CNWs were prepared from bleached cotton by hydrolysis with 64% sulphuric acid to produce a suspension of highly crystalline CNWs. The resulting nanowhiskers were then reacted with 2,2,6,6-tetramethyl-pyperidine-1-oxy radical (TEMPO), sodium bromide, and sodium hypochlorite for 45 minutes under constant stirring at 25°c, followed by recovery by freeze-drying from the water dispersion and ready for the next adsorption experiment in a batch system. An adsorption study of copper ions from water was also conducted by measuring the effects of temperature, initial copper concentration, and adsorbent dosage. The design of experiment (DoE) is an important aspect of RSM. Scoping experiments were undertaken in the early stages of the process, to identify the most appropriate parameters and ranges that influenced the adsorption process, with appreciation of operating under realistic environmental wastewater conditions.

Results and discussion

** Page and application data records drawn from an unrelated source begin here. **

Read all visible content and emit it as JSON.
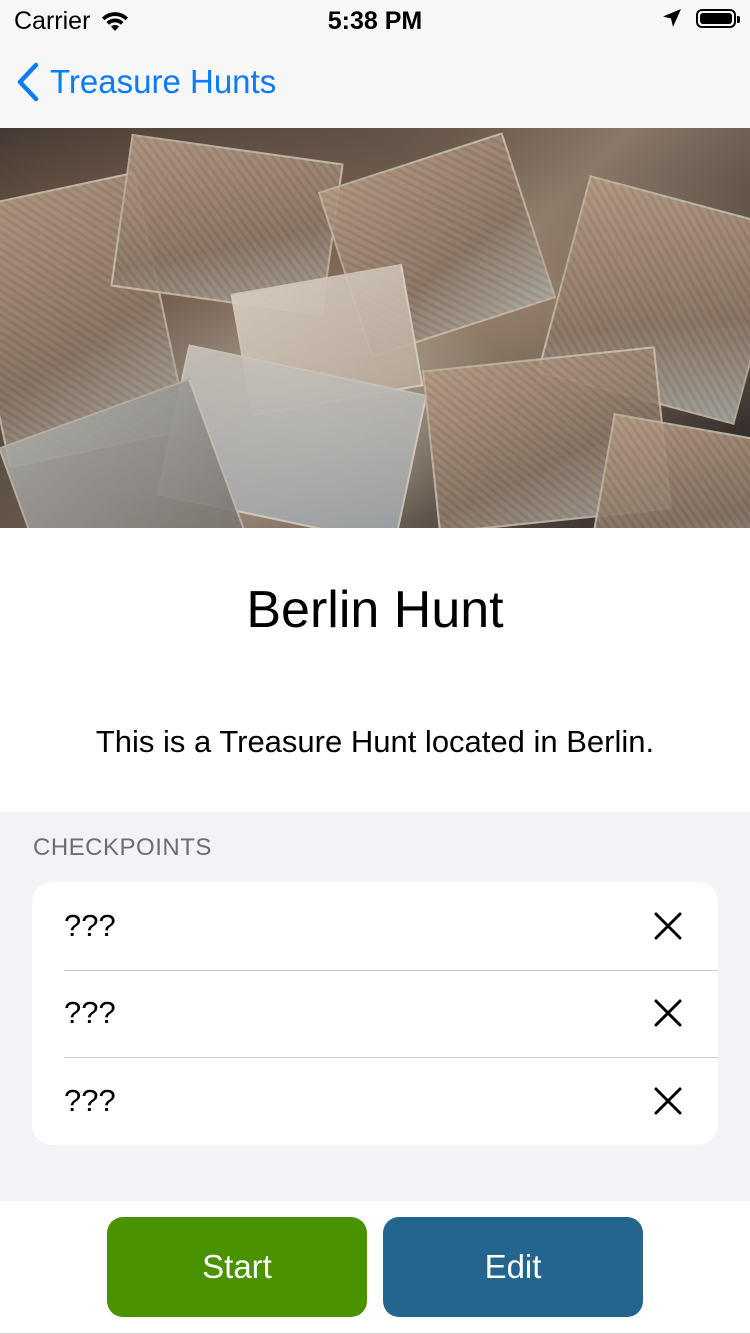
{
  "status_bar": {
    "carrier": "Carrier",
    "time": "5:38 PM"
  },
  "nav": {
    "back_label": "Treasure Hunts"
  },
  "hunt": {
    "title": "Berlin Hunt",
    "description": "This is a Treasure Hunt located in Berlin."
  },
  "checkpoints": {
    "header": "CHECKPOINTS",
    "items": [
      {
        "label": "???"
      },
      {
        "label": "???"
      },
      {
        "label": "???"
      }
    ]
  },
  "actions": {
    "start_label": "Start",
    "edit_label": "Edit"
  },
  "colors": {
    "accent": "#0a7aff",
    "start_button": "#4a9200",
    "edit_button": "#246590"
  },
  "icons": {
    "wifi": "wifi-icon",
    "location": "location-arrow-icon",
    "battery": "battery-icon",
    "back": "chevron-left-icon",
    "delete": "close-icon"
  }
}
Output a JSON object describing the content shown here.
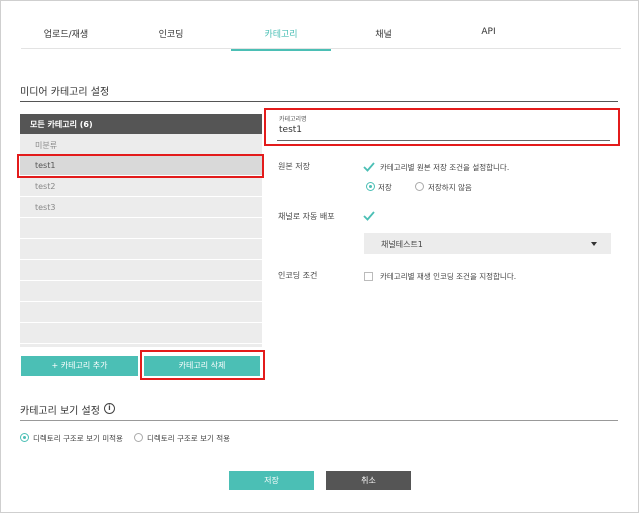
{
  "tabs": [
    {
      "label": "업로드/재생",
      "active": false
    },
    {
      "label": "인코딩",
      "active": false
    },
    {
      "label": "카테고리",
      "active": true
    },
    {
      "label": "채널",
      "active": false
    },
    {
      "label": "API",
      "active": false
    }
  ],
  "media_section": {
    "title": "미디어 카테고리 설정"
  },
  "category_list": {
    "header": "모든 카테고리 (6)",
    "items": [
      {
        "label": "미분류",
        "selected": false
      },
      {
        "label": "test1",
        "selected": true
      },
      {
        "label": "test2",
        "selected": false
      },
      {
        "label": "test3",
        "selected": false
      }
    ],
    "add_button": "+ 카테고리 추가",
    "delete_button": "카테고리 삭제"
  },
  "form": {
    "name_label": "카테고리명",
    "name_value": "test1",
    "original_save": {
      "label": "원본 저장",
      "checked": true,
      "description": "카테고리별 원본 저장 조건을 설정합니다.",
      "options": [
        {
          "label": "저장",
          "selected": true
        },
        {
          "label": "저장하지 않음",
          "selected": false
        }
      ]
    },
    "auto_distribute": {
      "label": "채널로 자동 배포",
      "checked": true,
      "selected_channel": "채널테스트1"
    },
    "encoding": {
      "label": "인코딩 조건",
      "checked": false,
      "description": "카테고리별 재생 인코딩 조건을 지정합니다."
    }
  },
  "view_section": {
    "title": "카테고리 보기 설정",
    "info_icon": "i",
    "options": [
      {
        "label": "디렉토리 구조로 보기 미적용",
        "selected": true
      },
      {
        "label": "디렉토리 구조로 보기 적용",
        "selected": false
      }
    ]
  },
  "footer": {
    "save": "저장",
    "cancel": "취소"
  },
  "colors": {
    "accent": "#4bbfb5",
    "dark": "#555555",
    "highlight": "#e31b1b"
  }
}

From the scoping studies, optimization studies were carried out by studying the effect of these three variables. With these three variables, a total of 20 experiments (Table 1) were required in order to find the optimum operating condition for the adsorption of Cu (II) using modified CNWs. Adsorption studies were conducted in the range of 10-60 mg/L initial copper concentration in water, at temperature in the range of 6-25°c and with sorbent dosage in the range of 0.2-10 g/L. The equilibrium time was also determined from the scoping studies where the process achieved its equilibrium after 30 minutes, thus the contact time was set at 30 minutes for all adsorption studies. The percentage removal was mathematically described as a function of experimental parameters and was modelled through RSM. The significance of each term in the equation on the percentage of the adsorbed Cu (II) ions and the adsorption capacity of adsorbent (q) will be validated by the statistical test known as ANOVA analysis. RSM will be used for the experimental results obtained from the effects of different variables on the percentage of adsorbed Cu (II) ions and q in order to evaluate the individual and cumulative effects of these independent variables and the interactions between them.

Table 1: The order and conditions for the central composite design (CCD)


The adsorption of copper on modified CNWs were carried out in a batch system and were optimized by using RSM and ANN to predict the optimum values of parameters affecting the adsorption process to achieve maximum removal efficiency. Study showed that sorbent dosage, initial concentration, and temperature were used as independent variables as these three parameters contribute more to adsorption. The percentage of the adsorbed Cu (II) ions and the adsorption capacity of adsorbent (q) at the end of 30 mins were taken as dependent (output) variables. Finally, with the optimization using RSM and ANN, heavy metals such as copper ions can be removed by using the renewable natural polymers such as CNWs which is abundant and is a very promising raw material available at low cost for the preparation of various functional polymers.

1. O'Connell, D. W., C. Birkinshaw, et al. (2006). A modified cellulose adsorbent for the removal of nickel(II) from aqueous solutions. Journal of Chemical Technology and Biotechnology 81(11): 1820-1828.

2. Wang, J., Chen, C. (2009). Biosorbents for heavy metals removal and their future. Biotechnology Advances 27(2): 195-226.

3. Wang, S., Wei, M., Huang, Y. (2013). Biosorption of Multifold Toxic Heavy Metal Ions from Aqueous Water onto Food Residue Eggshell Membrane Functionalized with Ammonium Thioglycolate. Journal of Agricultural and Food Chemistry 61(21): 4988-4996.

2011 IWRA - International Water Resources Association - - Admin